Symmetry in Physics for Dummies Like Me
What, exactly, is symmetry? Paraphrasing Richard Feynman (one of the absolute best popularizers of science of all time), who puts it pretty simply: you can do something to a thing, and it looks the same. Wikipedia puts it a bit more formally:
"A physical or mathematical feature of the system (observed or intrinsic) that is preserved or remains unchanged under some transformation."
Symmetry across the ages has always fascinated mankind, and it has fascinated me ever since I was old enough to put coherent thoughts together. On the surface, symmetry seems pretty simple. A human face has left-right symmetry, and a circle has radial symmetry. But there are more ways for things to be symmetric than the merely visual aspect, and that's where things get more interesting for me. Let's take a look.
Taj Mahal, a beautiful example of left-right symmetry
As alluded above, there are several types of symmetry we're already intimately familiar with, or "wired" to experience. The most common form is left-right symmetry, as is evident in the human body (although it's not 100% perfect; your heart is on the left side of your chest, your left arm is slightly different from your right arm, and so on; but it's certainly very, very similar).
Another very intuitive concept is top-bottom, or up-down symmetry. A flying saucer has up-down symmetry, or a figure 8. You can think of top-bottom symmetry as left-right symmetry turned sideways.

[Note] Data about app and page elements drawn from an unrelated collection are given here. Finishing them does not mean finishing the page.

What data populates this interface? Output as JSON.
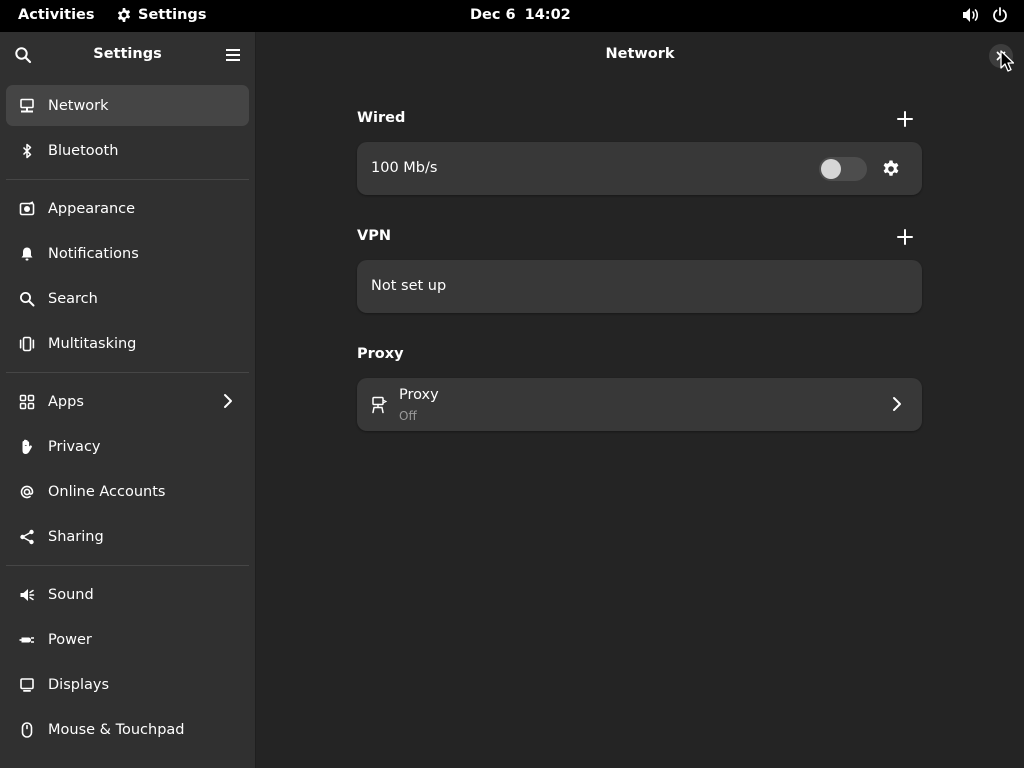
{
  "topbar": {
    "activities": "Activities",
    "app_name": "Settings",
    "date": "Dec 6",
    "time": "14:02",
    "app_icon": "gear-icon",
    "tray_icons": [
      "volume-icon",
      "power-icon"
    ]
  },
  "sidebar": {
    "title": "Settings",
    "search_icon": "search-icon",
    "menu_icon": "hamburger-menu-icon",
    "items": [
      {
        "label": "Network",
        "icon": "network-icon",
        "active": true
      },
      {
        "label": "Bluetooth",
        "icon": "bluetooth-icon"
      },
      {
        "label": "Appearance",
        "icon": "appearance-icon"
      },
      {
        "label": "Notifications",
        "icon": "bell-icon"
      },
      {
        "label": "Search",
        "icon": "search-icon"
      },
      {
        "label": "Multitasking",
        "icon": "multitasking-icon"
      },
      {
        "label": "Apps",
        "icon": "apps-grid-icon",
        "has_submenu": true
      },
      {
        "label": "Privacy",
        "icon": "hand-icon"
      },
      {
        "label": "Online Accounts",
        "icon": "at-icon"
      },
      {
        "label": "Sharing",
        "icon": "share-icon"
      },
      {
        "label": "Sound",
        "icon": "speaker-icon"
      },
      {
        "label": "Power",
        "icon": "plug-icon"
      },
      {
        "label": "Displays",
        "icon": "display-icon"
      },
      {
        "label": "Mouse & Touchpad",
        "icon": "mouse-icon"
      }
    ]
  },
  "main": {
    "title": "Network",
    "sections": {
      "wired": {
        "title": "Wired",
        "speed": "100 Mb/s",
        "toggle_on": false
      },
      "vpn": {
        "title": "VPN",
        "status": "Not set up"
      },
      "proxy": {
        "title": "Proxy",
        "row_title": "Proxy",
        "row_subtitle": "Off"
      }
    }
  },
  "colors": {
    "topbar_bg": "#000000",
    "sidebar_bg": "#303030",
    "main_bg": "#242424",
    "card_bg": "#383838",
    "active_item_bg": "#454545"
  }
}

Mirror symmetry can encompass both top-bottom and left-right symmetry. The human face is mirror-symmetric along the y axis (just another way of saying it's left-right symmetrical), and there's another form of left-right and top-bottom symmetry that doesn't involve mirror symmetry- think of it as "rubber stamp" symmetry if you'd like, and just imagine an exact duplicate on the left side and the right side.
Radial symmetry is intimately familiar to us. You can imagine a circle in two dimensions, or a sphere in three dimensions, for the perfect radially symmetric visual device. Some shapes have discrete symmetry, like a square, where it depends on how you look at it from the center. A circle is symmetric no matter how many degrees you go out from the center; a square is not.
Less familiar, but easily visualized by the layman
The above forms of symmetry are spot on, just perfect. But there's an "almost symmetry" that's often found in nature. One such example of this "almost symmetry" is the mass of the neutron and the proton, which is now far better understood than it was, say, in the 1950s (before the quark model). Why were the neutron and proton so very close in mass, when the electron was 1836 times smaller than the proton, but the neutron is only 1.001 times bigger than the proton.
While we're talking about protons and neutrons, there's another type of symmetry we can pretty easily understand. Protons are attracted to other protons via the strong nuclear force in exactly the same way that protons are attracted to neutrons. This observation was certainly significant in understanding what was going on within the nucleus of the atom, but what we need to understand is this kind of "force symmetry" the two different interactions have (proton-proton and proton-neutron). Although the proton is positively charged and the neutron is, of course, neutral, the two particles share the same strong force of attraction.
More abstract symmetry
During the discoveries in the late 1950s and early 1960s at various particle accelerators (especially Brookhaven), physicists noticed that there were other similar "families" of particles, where it didn't matter if you switched out one for the other in terms of the attractive nuclear forces felt by these particles. These families can be visualized as rows in a grid, with the proton and neutron being at the top of the grid. A particle called the "cascade" particle (as described by Richard Feynman in the associated video) fits two rows beneath the proton and neutron, because it goes through two steps to decay into a proton or neutron (the step in between is the sigma). Given that these particular particles decayed in the steps as they did, could this particular method of decay be used to predict other particles in other grids? It could, and that is what the "omega minus" particle discovery was all about, as Feynman so eloquently explains at the beginning of the BBC special.
What's the use in symmetry?
Sure, symmetry is aesthetically beautiful. The human eye is naturally attracted to the symmetry of a face, as is evidenced in art throughout the ages. We're attracted to symmetry for genetic reasons, too. However, as is evidenced by the discovery of the "omega minus" particle, there's a great deal more scientific use from the study of symmetry as well, particularly abstract symmetries. One such extrapolation lies in a symmetry between the forces of nature. Photons are the quanta, or individual force-carrying particles, of the electromagnetic force. In other words, magnetism and electricity work because of a photon flying back and forth between two objects that are attracted or repelled. With the weak force, it was discovered that W and Z bosons cause the force to work, or mediate it. The strong force, likewise, has gluons (physicists are such nerds!). It is hypothesized that gravity works via gravitons, although there is no evidence yet to support this concept.
It's impossible to say what our next big discovery based on symmetry will be, but it's a safe bet that we will, indeed, make discoveries based on the principles of symmetry. Me, I'd just like to continue to think about this stuff as I drift off to sleep!